### [WHAT IS EXPECTED]
Over all lines in the data below, count those holding "header" and give only the result.

(Data entries)
++++++++
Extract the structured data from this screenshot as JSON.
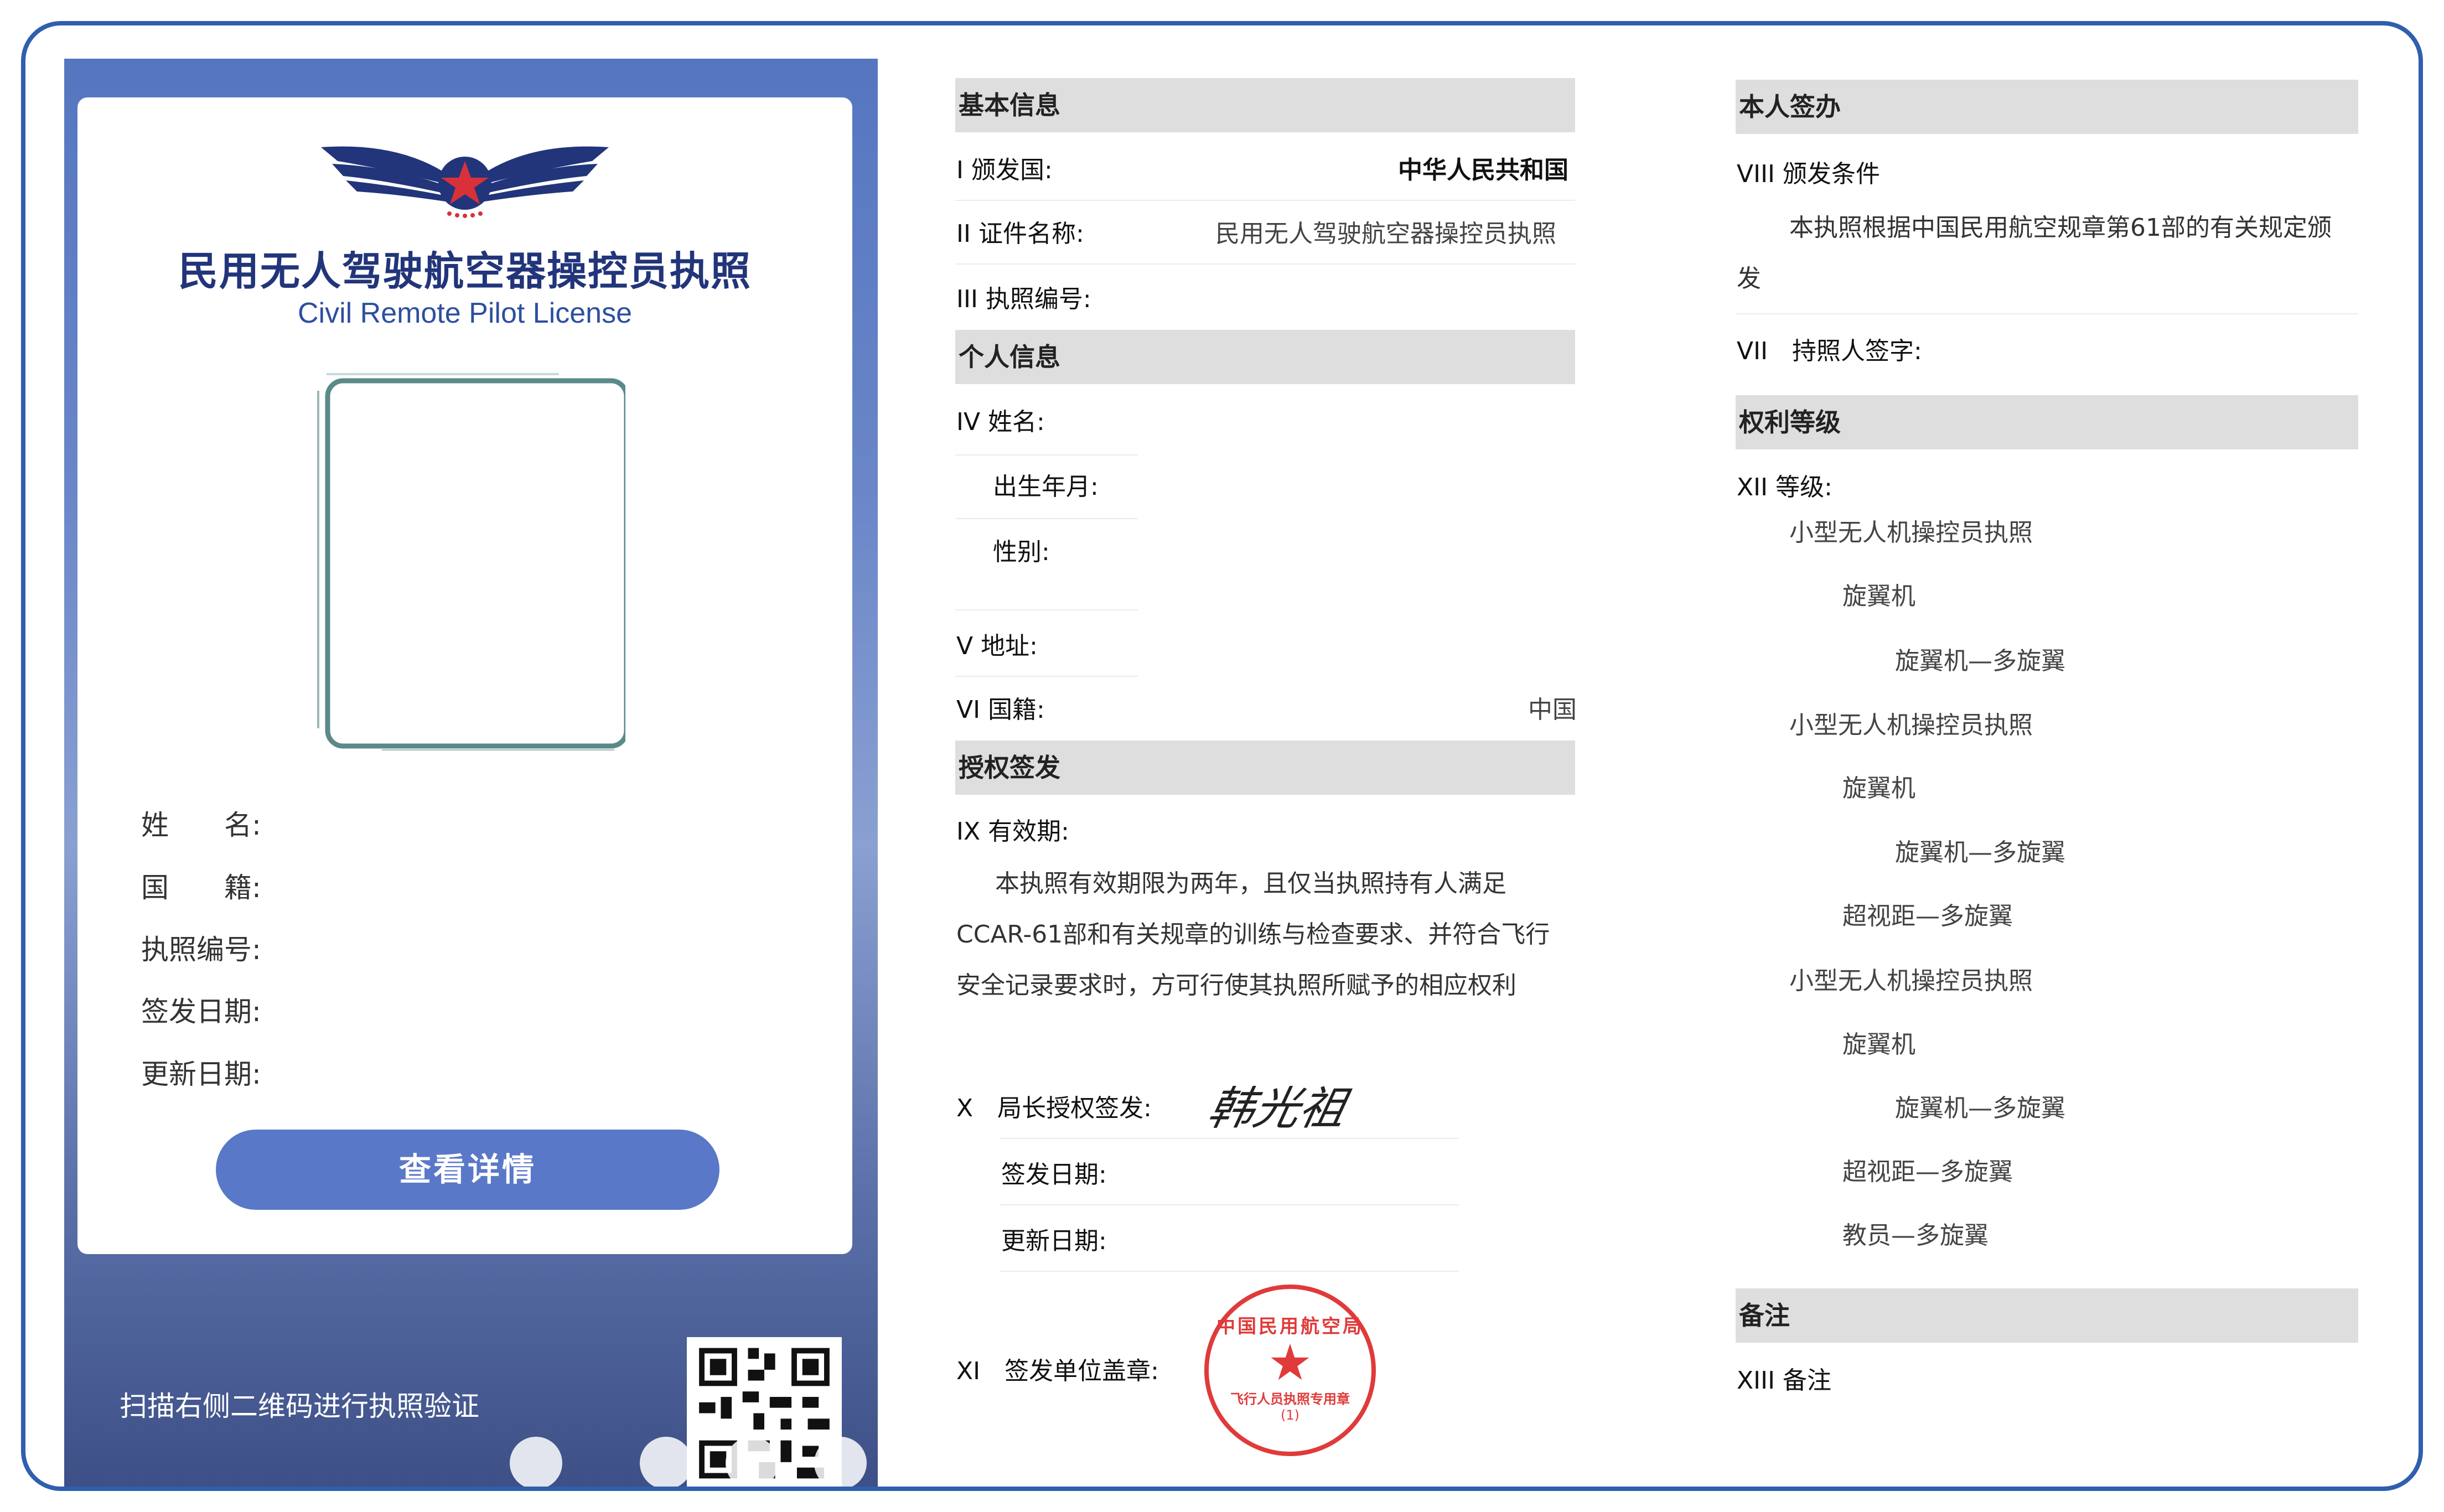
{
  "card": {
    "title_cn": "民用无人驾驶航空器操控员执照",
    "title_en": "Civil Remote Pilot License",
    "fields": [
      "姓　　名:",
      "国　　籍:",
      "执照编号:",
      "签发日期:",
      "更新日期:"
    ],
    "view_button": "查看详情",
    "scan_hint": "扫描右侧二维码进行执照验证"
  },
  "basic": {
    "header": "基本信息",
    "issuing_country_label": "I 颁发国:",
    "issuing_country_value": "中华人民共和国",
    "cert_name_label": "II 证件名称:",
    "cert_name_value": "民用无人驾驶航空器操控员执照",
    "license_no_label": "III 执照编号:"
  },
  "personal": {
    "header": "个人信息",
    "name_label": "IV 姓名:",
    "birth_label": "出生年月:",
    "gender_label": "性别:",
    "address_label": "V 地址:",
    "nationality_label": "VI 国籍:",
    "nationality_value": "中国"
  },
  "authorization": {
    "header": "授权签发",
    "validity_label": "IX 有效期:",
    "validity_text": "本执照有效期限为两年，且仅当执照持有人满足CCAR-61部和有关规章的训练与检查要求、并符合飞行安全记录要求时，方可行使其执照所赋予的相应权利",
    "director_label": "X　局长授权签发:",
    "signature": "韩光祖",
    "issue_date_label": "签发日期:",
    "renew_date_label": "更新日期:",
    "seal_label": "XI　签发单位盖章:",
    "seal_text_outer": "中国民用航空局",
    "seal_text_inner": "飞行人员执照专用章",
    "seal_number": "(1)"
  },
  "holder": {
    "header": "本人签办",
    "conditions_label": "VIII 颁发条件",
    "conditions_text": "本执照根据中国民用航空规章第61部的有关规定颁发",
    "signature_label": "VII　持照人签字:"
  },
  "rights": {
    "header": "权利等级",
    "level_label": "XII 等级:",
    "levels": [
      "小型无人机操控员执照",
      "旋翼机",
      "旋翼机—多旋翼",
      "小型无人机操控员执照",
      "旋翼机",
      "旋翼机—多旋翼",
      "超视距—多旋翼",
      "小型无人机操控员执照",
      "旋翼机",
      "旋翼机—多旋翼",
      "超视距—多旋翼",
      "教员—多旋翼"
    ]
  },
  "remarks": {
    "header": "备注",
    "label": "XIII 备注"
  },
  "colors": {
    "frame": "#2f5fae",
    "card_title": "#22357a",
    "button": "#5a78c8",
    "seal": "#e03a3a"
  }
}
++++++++
### [RESPONSE BOX]
6